  • As mentioned previously, halogens are the sole elemental group within the entire tabular array, which consists of elements that belong to any or all three classical states of matter (solid, liquid, and gas). It can be proven by the fact that when kept under temperature and normal pressure, astatine and iodine take the shape of solids, bromine appears as a liquid, and chlorine and fluorine occur as gases.

  • All halogen elements form hydrogen halides, which are potent acids after they combine with hydrogen and form binary compounds.

  • The halogen group reacts among itself; these elements form diatomic interhalogen compounds.

  • Halogens get their high tendency to react with other matter thanks to high levels of electronegativity of their atoms, which could be a result of the high sufficient nuclear charge of all halogen atoms.

Key Concepts and Summary

The halogens form halides with less electronegative elements. Halides of the metals vary from ionic to covalent; halides of non-metals are covalent. Interhalogens are created by the mixture of two or more different halogens. Minerals are directly reacted by all the representative halogen elements or with solutions of the hydrohalic acids (HF, HCl, HBr, and HI) to provide representative metal halides. Basic anions, like hydroxides, oxides, or carbonates, are involved in the addition of aqueous hydrohalic acids.

FAQ (Frequently Asked Questions)

1. What is the Meaning of Halogen in Chemistry?

The halogens are five non-metallic elements found in group 17 of the tabular array. "Halogen" is also used as a term "salt-former" and Halogens containing compounds are called "salts". The Halogens are Fluorine, Chlorine, Bromine, Iodine, Astatine. All halogens have 7 electrons in their outer shells, giving them several -1. The halogens exist, at temperature, altogether three states of matter:

  • Solid- Iodine, Astatine

  • Liquid- Bromine

  • Gas- Fluorine, Chlorine

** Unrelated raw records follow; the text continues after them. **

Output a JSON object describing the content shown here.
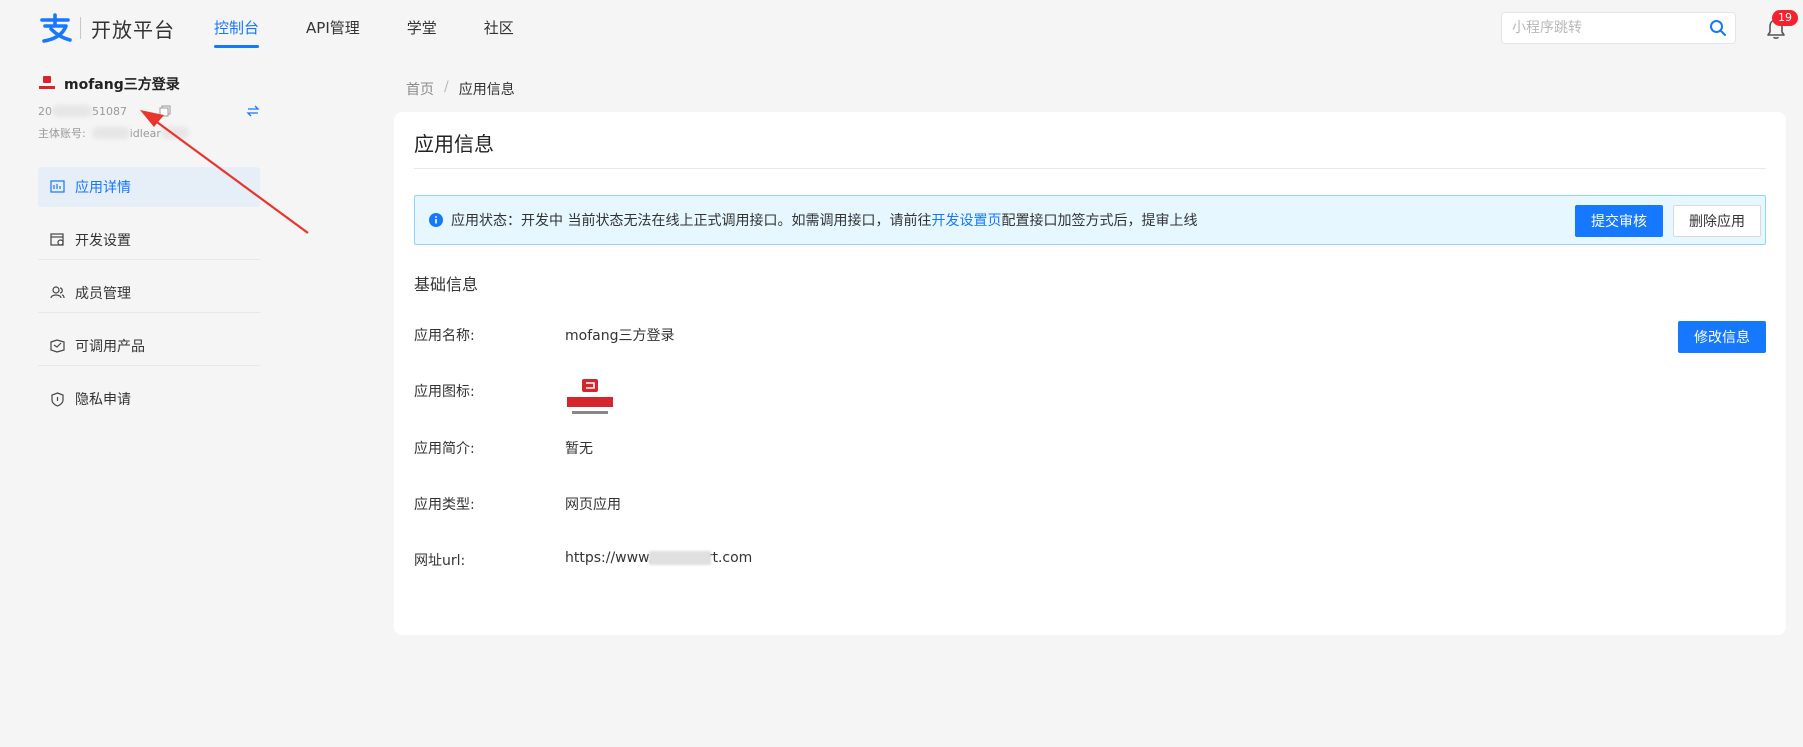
{
  "header": {
    "logo_text": "开放平台",
    "nav": [
      {
        "label": "控制台",
        "active": true
      },
      {
        "label": "API管理",
        "active": false
      },
      {
        "label": "学堂",
        "active": false
      },
      {
        "label": "社区",
        "active": false
      }
    ],
    "search_placeholder": "小程序跳转",
    "notification_count": "19"
  },
  "sidebar": {
    "app_name": "mofang三方登录",
    "app_id_prefix": "20",
    "app_id_suffix": "51087",
    "owner_label": "主体账号:",
    "owner_visible_fragment": "idlear",
    "menu": [
      {
        "label": "应用详情",
        "icon": "app-detail-icon",
        "active": true
      },
      {
        "label": "开发设置",
        "icon": "dev-settings-icon",
        "active": false
      },
      {
        "label": "成员管理",
        "icon": "members-icon",
        "active": false
      },
      {
        "label": "可调用产品",
        "icon": "products-icon",
        "active": false
      },
      {
        "label": "隐私申请",
        "icon": "privacy-icon",
        "active": false
      }
    ]
  },
  "breadcrumb": {
    "home": "首页",
    "separator": "/",
    "current": "应用信息"
  },
  "main": {
    "title": "应用信息",
    "alert": {
      "prefix": "应用状态：开发中 当前状态无法在线上正式调用接口。如需调用接口，请前往",
      "link": "开发设置页",
      "suffix": "配置接口加签方式后，提审上线",
      "submit_label": "提交审核",
      "delete_label": "删除应用"
    },
    "section_title": "基础信息",
    "edit_label": "修改信息",
    "fields": {
      "name_label": "应用名称:",
      "name_value": "mofang三方登录",
      "icon_label": "应用图标:",
      "intro_label": "应用简介:",
      "intro_value": "暂无",
      "type_label": "应用类型:",
      "type_value": "网页应用",
      "url_label": "网址url:",
      "url_prefix": "https://www.",
      "url_suffix": "rt.com"
    }
  },
  "colors": {
    "primary": "#1677ff",
    "alert_bg": "#e6f7ff",
    "badge": "#f5222d",
    "annotation_arrow": "#e8362f"
  }
}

2. What are the General Trends in Halogen Chemistry

There are several patterns within the halogen chemistry where neither double or triple bonds are needed to elucidate the chemistry of the halogens. The chemistry of fluorine has simplified the fact it's the first electronegative element within the tabular array and by the fact that it's no d orbitals in its valence shell, so it can't expand its valence shell. Chlorine, bromine, and iodine have valence shell d orbitals and may extend their valence shells to carry as many as 14 valence electrons. Oxidation-reduction reactions conquer the chemistry of the halogens.